The Senate may very well shift over to Democratic control after the elections this November — which, it’s worth noting, Democrats have been trying to protect amidst the Coronavirus pandemic via lobbying for increased vote-by-mail, which could help protect people from the virus spreading at polling places. In the meantime, recent polls from Public Policy Polling have a full four incumbent GOP Senators losing to their respective likely general election challengers, and Dems nabbing each one of those seats along with holding onto their own could give them the majority in the Senate.
Those who are vulnerable and losing in recent polling include Maine’s Susan Collins, Arizona’s Martha McSally, North Carolina’s Thom Tillis, and Colorado’s Cory Gardner. Heading into November, every one of those races is currently rated as a toss-up by the Cook Political Report, alongside a full four other GOP-held seats that are rated as just “leaning” Republican, which is the last category before toss-up status.
Public Policy Polling reports:
‘New PPP polls find Sara Gideon leading Susan Collins 47-43 in the Maine Senate race and Mark Kelly leading Martha McSally 47-42 in the Arizona Senate race. Additionally a PPP poll for a private client last week found Cal Cunningham leading Thom Tillis 46-41 in the North Carolina Senate race, and when PPP last polled the Colorado Senate race John Hickenlooper led Cory Gardner 51-38. This makes four Republican held US Senate seats where PPP has found Democratic challengers with at least a 4 point lead.’
Meanwhile, one of the “lean Republican”-rated seats is the Montana seat held by Steve Daines, who’s now being challenged by the state’s former Democratic governor Steve Bullock, who is widely popular. The others that lean Republican include the Georgia seat held by Kelly Loeffler, the Iowa seat held by Joni Ernst, and the Kansas seat that will be open this November because the incumbent Republican Pat Roberts is retiring.
It’s worth noting — neither McSally nor Loeffler were officially elected to their current seats, so their voter support is already questionable. McSally was appointed to serve a portion of the late John McCain’s final term until a special election could be held this year, while Loeffler was appointed to serve after her state’s Senator Johnny Isakson retired due to health issues. McSally consistently loses in polls measuring support in her race against Kelly, who’s a retired astronaut and the husband of the state’s former Congresswoman Gabrielle Giffords, who left office after a shooting injury and has been advocating for gun safety ever since. On average, Kelly leads by a full 7.5 percent in polls, according to RealClearPolitics. Although there’s not an overabundance of cataloged polling, the last time that McSally led was last year.
All of these races are, of course, unfolding in the shadow of the ongoing presidential race. Likely Democratic presidential nominee Joe Biden consistently leads against Trump in polling.
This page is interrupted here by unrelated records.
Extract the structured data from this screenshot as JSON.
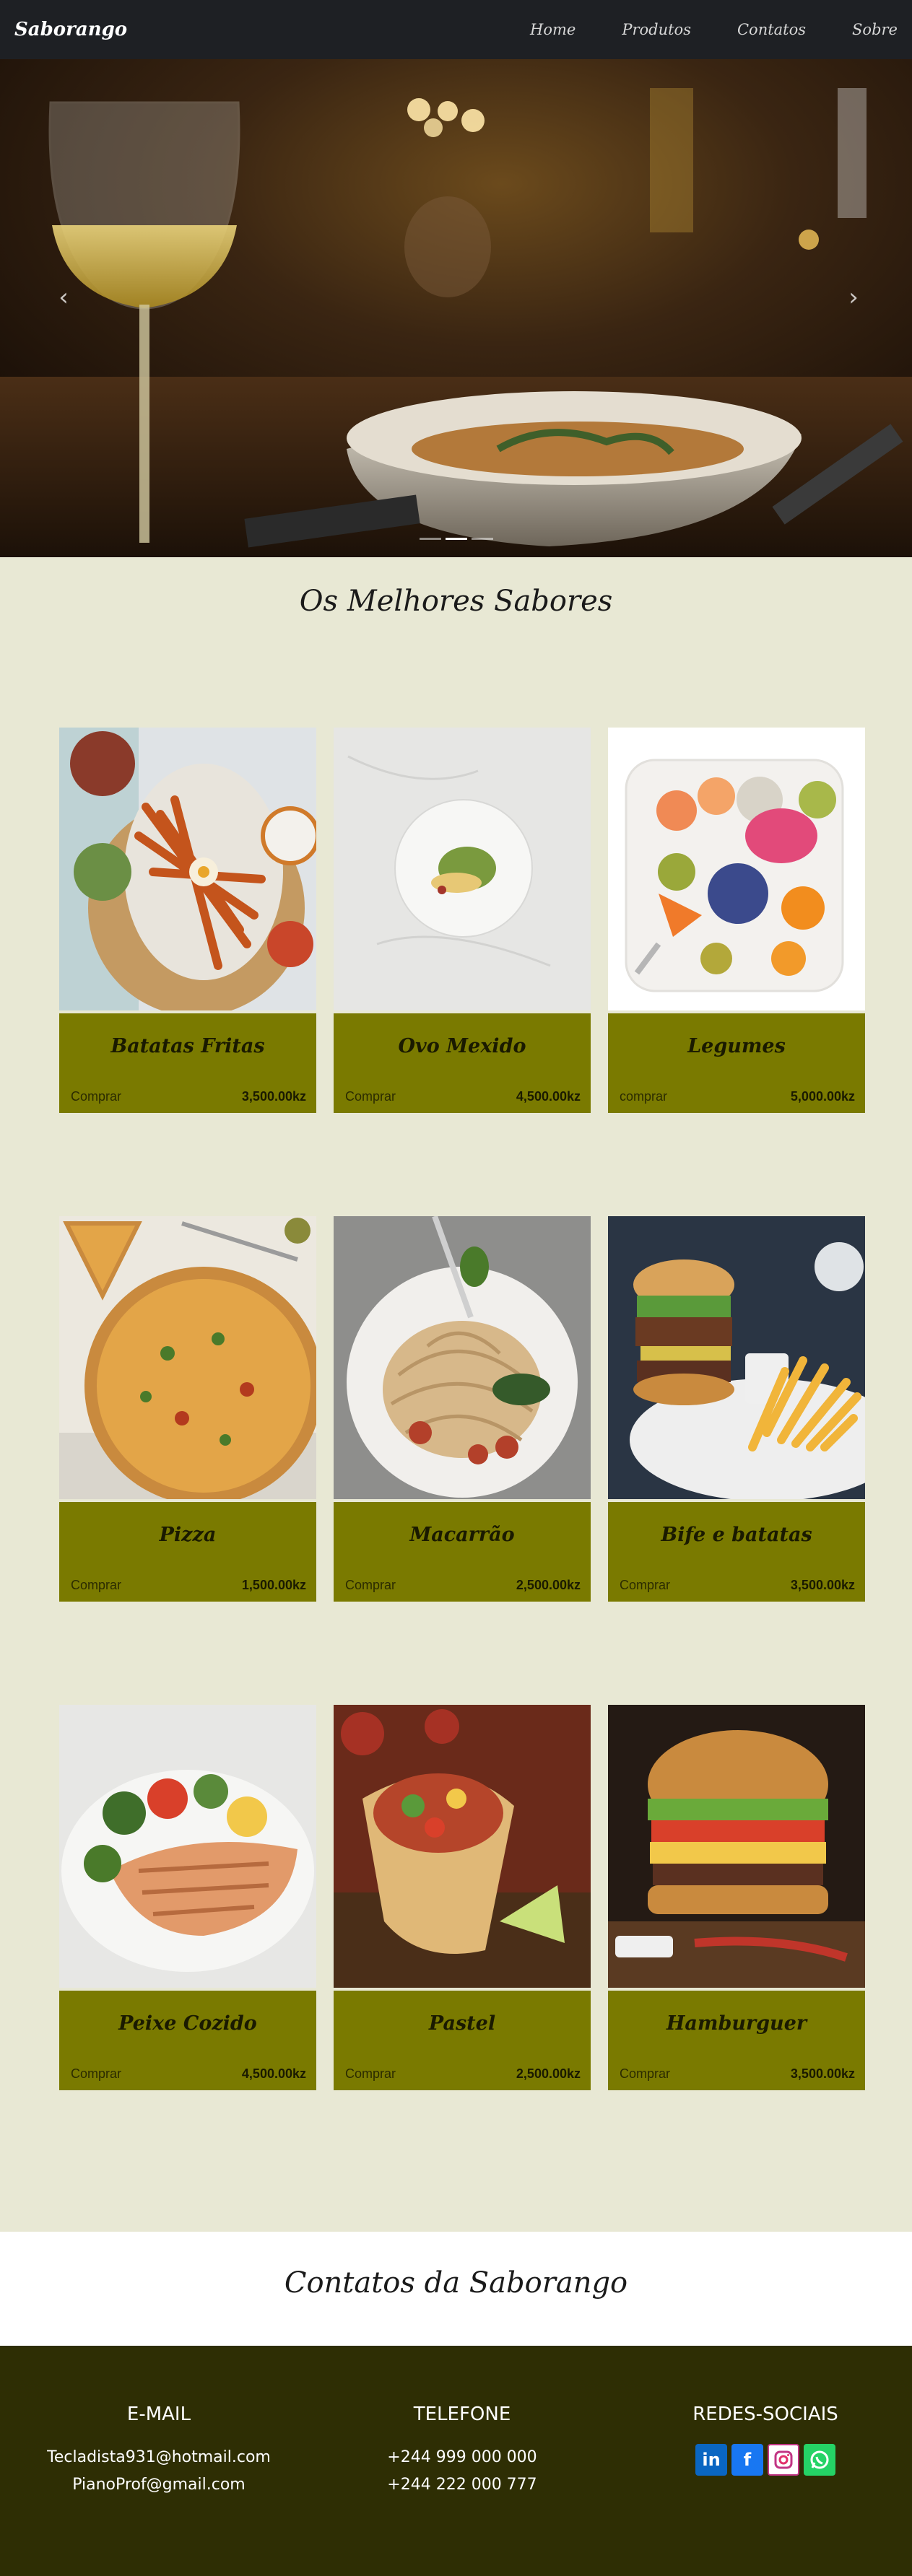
{
  "navbar": {
    "brand": "Saborango",
    "links": [
      "Home",
      "Produtos",
      "Contatos",
      "Sobre"
    ]
  },
  "hero": {
    "prev_icon": "chevron-left-icon",
    "next_icon": "chevron-right-icon",
    "slides": 3,
    "active_slide": 1
  },
  "menu": {
    "title": "Os Melhores Sabores",
    "products": [
      {
        "name": "Batatas Fritas",
        "buy": "Comprar",
        "price": "3,500.00kz"
      },
      {
        "name": "Ovo Mexido",
        "buy": "Comprar",
        "price": "4,500.00kz"
      },
      {
        "name": "Legumes",
        "buy": "comprar",
        "price": "5,000.00kz"
      },
      {
        "name": "Pizza",
        "buy": "Comprar",
        "price": "1,500.00kz"
      },
      {
        "name": "Macarrão",
        "buy": "Comprar",
        "price": "2,500.00kz"
      },
      {
        "name": "Bife e batatas",
        "buy": "Comprar",
        "price": "3,500.00kz"
      },
      {
        "name": "Peixe Cozido",
        "buy": "Comprar",
        "price": "4,500.00kz"
      },
      {
        "name": "Pastel",
        "buy": "Comprar",
        "price": "2,500.00kz"
      },
      {
        "name": "Hamburguer",
        "buy": "Comprar",
        "price": "3,500.00kz"
      }
    ]
  },
  "contacts": {
    "title": "Contatos da Saborango",
    "email": {
      "heading": "E-MAIL",
      "lines": [
        "Tecladista931@hotmail.com",
        "PianoProf@gmail.com"
      ]
    },
    "phone": {
      "heading": "TELEFONE",
      "lines": [
        "+244 999 000 000",
        "+244 222 000 777"
      ]
    },
    "social": {
      "heading": "REDES-SOCIAIS",
      "icons": [
        "linkedin-icon",
        "facebook-icon",
        "instagram-icon",
        "whatsapp-icon"
      ]
    }
  },
  "colors": {
    "navbar": "#1e2024",
    "page_bg": "#e8e8d4",
    "card_band": "#7a7a00",
    "footer": "#2e2e04"
  }
}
Trump has often explicitly tied his Coronavirus response to his public image, which has implications for his re-election chances, of course. Even if the virus soon completely disappears — which won’t happen, but still — the effects will still be in place.